(Exercise inputs)

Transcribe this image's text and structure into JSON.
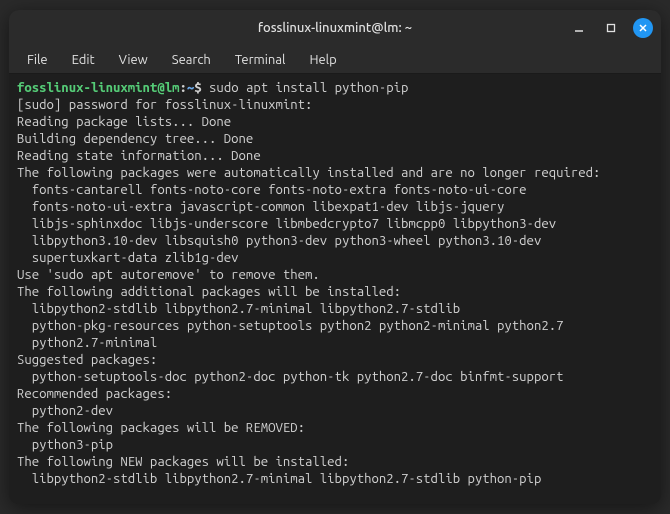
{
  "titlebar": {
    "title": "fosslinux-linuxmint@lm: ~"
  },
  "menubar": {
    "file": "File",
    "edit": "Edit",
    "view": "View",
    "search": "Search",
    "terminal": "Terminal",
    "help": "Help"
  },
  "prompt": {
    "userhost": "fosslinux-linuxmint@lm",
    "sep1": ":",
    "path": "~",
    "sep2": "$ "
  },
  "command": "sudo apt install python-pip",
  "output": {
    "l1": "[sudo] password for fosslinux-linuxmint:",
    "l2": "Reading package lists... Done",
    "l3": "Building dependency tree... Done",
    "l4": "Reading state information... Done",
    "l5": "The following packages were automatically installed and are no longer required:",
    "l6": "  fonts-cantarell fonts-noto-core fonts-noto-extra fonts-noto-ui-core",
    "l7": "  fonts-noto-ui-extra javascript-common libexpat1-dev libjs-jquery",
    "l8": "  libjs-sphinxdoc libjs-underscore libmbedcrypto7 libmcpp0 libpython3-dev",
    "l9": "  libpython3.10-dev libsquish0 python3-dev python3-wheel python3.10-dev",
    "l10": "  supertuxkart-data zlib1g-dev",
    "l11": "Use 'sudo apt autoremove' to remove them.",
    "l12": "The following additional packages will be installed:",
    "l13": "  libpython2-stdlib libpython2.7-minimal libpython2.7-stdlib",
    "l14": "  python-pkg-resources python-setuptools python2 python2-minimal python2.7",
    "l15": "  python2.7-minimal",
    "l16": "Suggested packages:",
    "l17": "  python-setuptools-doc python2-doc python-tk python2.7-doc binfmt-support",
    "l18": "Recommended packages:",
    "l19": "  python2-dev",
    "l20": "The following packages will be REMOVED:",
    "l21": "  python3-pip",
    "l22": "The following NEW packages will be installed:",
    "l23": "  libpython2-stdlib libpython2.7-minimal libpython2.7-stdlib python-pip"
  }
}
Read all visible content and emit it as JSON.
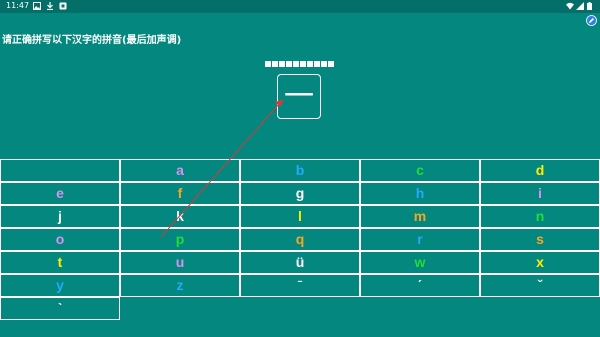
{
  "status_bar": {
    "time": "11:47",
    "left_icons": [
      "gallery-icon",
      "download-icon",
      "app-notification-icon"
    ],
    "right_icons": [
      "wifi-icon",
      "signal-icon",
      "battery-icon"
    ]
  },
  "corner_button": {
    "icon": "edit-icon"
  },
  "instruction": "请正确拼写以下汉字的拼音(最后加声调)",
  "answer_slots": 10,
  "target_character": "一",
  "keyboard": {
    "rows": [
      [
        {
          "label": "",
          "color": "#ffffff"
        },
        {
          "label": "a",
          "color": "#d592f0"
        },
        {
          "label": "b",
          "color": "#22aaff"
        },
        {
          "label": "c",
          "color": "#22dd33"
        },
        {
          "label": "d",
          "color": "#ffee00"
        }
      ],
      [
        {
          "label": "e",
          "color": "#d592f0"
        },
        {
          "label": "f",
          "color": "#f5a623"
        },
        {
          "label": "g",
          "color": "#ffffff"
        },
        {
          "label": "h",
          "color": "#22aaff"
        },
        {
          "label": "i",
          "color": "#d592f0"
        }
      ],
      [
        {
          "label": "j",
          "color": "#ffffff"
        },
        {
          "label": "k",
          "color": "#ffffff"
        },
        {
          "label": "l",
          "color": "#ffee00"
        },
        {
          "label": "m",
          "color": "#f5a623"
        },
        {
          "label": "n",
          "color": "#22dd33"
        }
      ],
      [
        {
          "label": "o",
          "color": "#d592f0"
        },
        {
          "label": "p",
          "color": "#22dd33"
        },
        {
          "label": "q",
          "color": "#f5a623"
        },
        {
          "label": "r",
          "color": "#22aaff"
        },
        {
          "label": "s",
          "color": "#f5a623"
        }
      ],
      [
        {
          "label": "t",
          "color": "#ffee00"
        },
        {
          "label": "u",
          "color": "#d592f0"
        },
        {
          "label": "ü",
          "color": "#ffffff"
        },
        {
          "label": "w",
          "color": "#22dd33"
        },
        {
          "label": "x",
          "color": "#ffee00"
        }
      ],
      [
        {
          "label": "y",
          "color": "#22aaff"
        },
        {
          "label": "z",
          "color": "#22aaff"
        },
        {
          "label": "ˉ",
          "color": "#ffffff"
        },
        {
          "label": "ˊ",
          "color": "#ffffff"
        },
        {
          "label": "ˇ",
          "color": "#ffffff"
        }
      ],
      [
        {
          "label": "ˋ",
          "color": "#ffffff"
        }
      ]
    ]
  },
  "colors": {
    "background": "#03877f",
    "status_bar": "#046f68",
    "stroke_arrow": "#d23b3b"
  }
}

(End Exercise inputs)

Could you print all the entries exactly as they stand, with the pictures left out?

Transcribe this image's text and structure into JSON.
{
  "titlebar": {
    "title": "fosslinux-linuxmint@lm: ~"
  },
  "menubar": {
    "file": "File",
    "edit": "Edit",
    "view": "View",
    "search": "Search",
    "terminal": "Terminal",
    "help": "Help"
  },
  "prompt": {
    "userhost": "fosslinux-linuxmint@lm",
    "sep1": ":",
    "path": "~",
    "sep2": "$ "
  },
  "command": "sudo apt install python-pip",
  "output": {
    "l1": "[sudo] password for fosslinux-linuxmint:",
    "l2": "Reading package lists... Done",
    "l3": "Building dependency tree... Done",
    "l4": "Reading state information... Done",
    "l5": "The following packages were automatically installed and are no longer required:",
    "l6": "  fonts-cantarell fonts-noto-core fonts-noto-extra fonts-noto-ui-core",
    "l7": "  fonts-noto-ui-extra javascript-common libexpat1-dev libjs-jquery",
    "l8": "  libjs-sphinxdoc libjs-underscore libmbedcrypto7 libmcpp0 libpython3-dev",
    "l9": "  libpython3.10-dev libsquish0 python3-dev python3-wheel python3.10-dev",
    "l10": "  supertuxkart-data zlib1g-dev",
    "l11": "Use 'sudo apt autoremove' to remove them.",
    "l12": "The following additional packages will be installed:",
    "l13": "  libpython2-stdlib libpython2.7-minimal libpython2.7-stdlib",
    "l14": "  python-pkg-resources python-setuptools python2 python2-minimal python2.7",
    "l15": "  python2.7-minimal",
    "l16": "Suggested packages:",
    "l17": "  python-setuptools-doc python2-doc python-tk python2.7-doc binfmt-support",
    "l18": "Recommended packages:",
    "l19": "  python2-dev",
    "l20": "The following packages will be REMOVED:",
    "l21": "  python3-pip",
    "l22": "The following NEW packages will be installed:",
    "l23": "  libpython2-stdlib libpython2.7-minimal libpython2.7-stdlib python-pip"
  }
}
Read all visible content and emit it as JSON.
{
  "status_bar": {
    "time": "11:47",
    "left_icons": [
      "gallery-icon",
      "download-icon",
      "app-notification-icon"
    ],
    "right_icons": [
      "wifi-icon",
      "signal-icon",
      "battery-icon"
    ]
  },
  "corner_button": {
    "icon": "edit-icon"
  },
  "instruction": "请正确拼写以下汉字的拼音(最后加声调)",
  "answer_slots": 10,
  "target_character": "一",
  "keyboard": {
    "rows": [
      [
        {
          "label": "",
          "color": "#ffffff"
        },
        {
          "label": "a",
          "color": "#d592f0"
        },
        {
          "label": "b",
          "color": "#22aaff"
        },
        {
          "label": "c",
          "color": "#22dd33"
        },
        {
          "label": "d",
          "color": "#ffee00"
        }
      ],
      [
        {
          "label": "e",
          "color": "#d592f0"
        },
        {
          "label": "f",
          "color": "#f5a623"
        },
        {
          "label": "g",
          "color": "#ffffff"
        },
        {
          "label": "h",
          "color": "#22aaff"
        },
        {
          "label": "i",
          "color": "#d592f0"
        }
      ],
      [
        {
          "label": "j",
          "color": "#ffffff"
        },
        {
          "label": "k",
          "color": "#ffffff"
        },
        {
          "label": "l",
          "color": "#ffee00"
        },
        {
          "label": "m",
          "color": "#f5a623"
        },
        {
          "label": "n",
          "color": "#22dd33"
        }
      ],
      [
        {
          "label": "o",
          "color": "#d592f0"
        },
        {
          "label": "p",
          "color": "#22dd33"
        },
        {
          "label": "q",
          "color": "#f5a623"
        },
        {
          "label": "r",
          "color": "#22aaff"
        },
        {
          "label": "s",
          "color": "#f5a623"
        }
      ],
      [
        {
          "label": "t",
          "color": "#ffee00"
        },
        {
          "label": "u",
          "color": "#d592f0"
        },
        {
          "label": "ü",
          "color": "#ffffff"
        },
        {
          "label": "w",
          "color": "#22dd33"
        },
        {
          "label": "x",
          "color": "#ffee00"
        }
      ],
      [
        {
          "label": "y",
          "color": "#22aaff"
        },
        {
          "label": "z",
          "color": "#22aaff"
        },
        {
          "label": "ˉ",
          "color": "#ffffff"
        },
        {
          "label": "ˊ",
          "color": "#ffffff"
        },
        {
          "label": "ˇ",
          "color": "#ffffff"
        }
      ],
      [
        {
          "label": "ˋ",
          "color": "#ffffff"
        }
      ]
    ]
  },
  "colors": {
    "background": "#03877f",
    "status_bar": "#046f68",
    "stroke_arrow": "#d23b3b"
  }
}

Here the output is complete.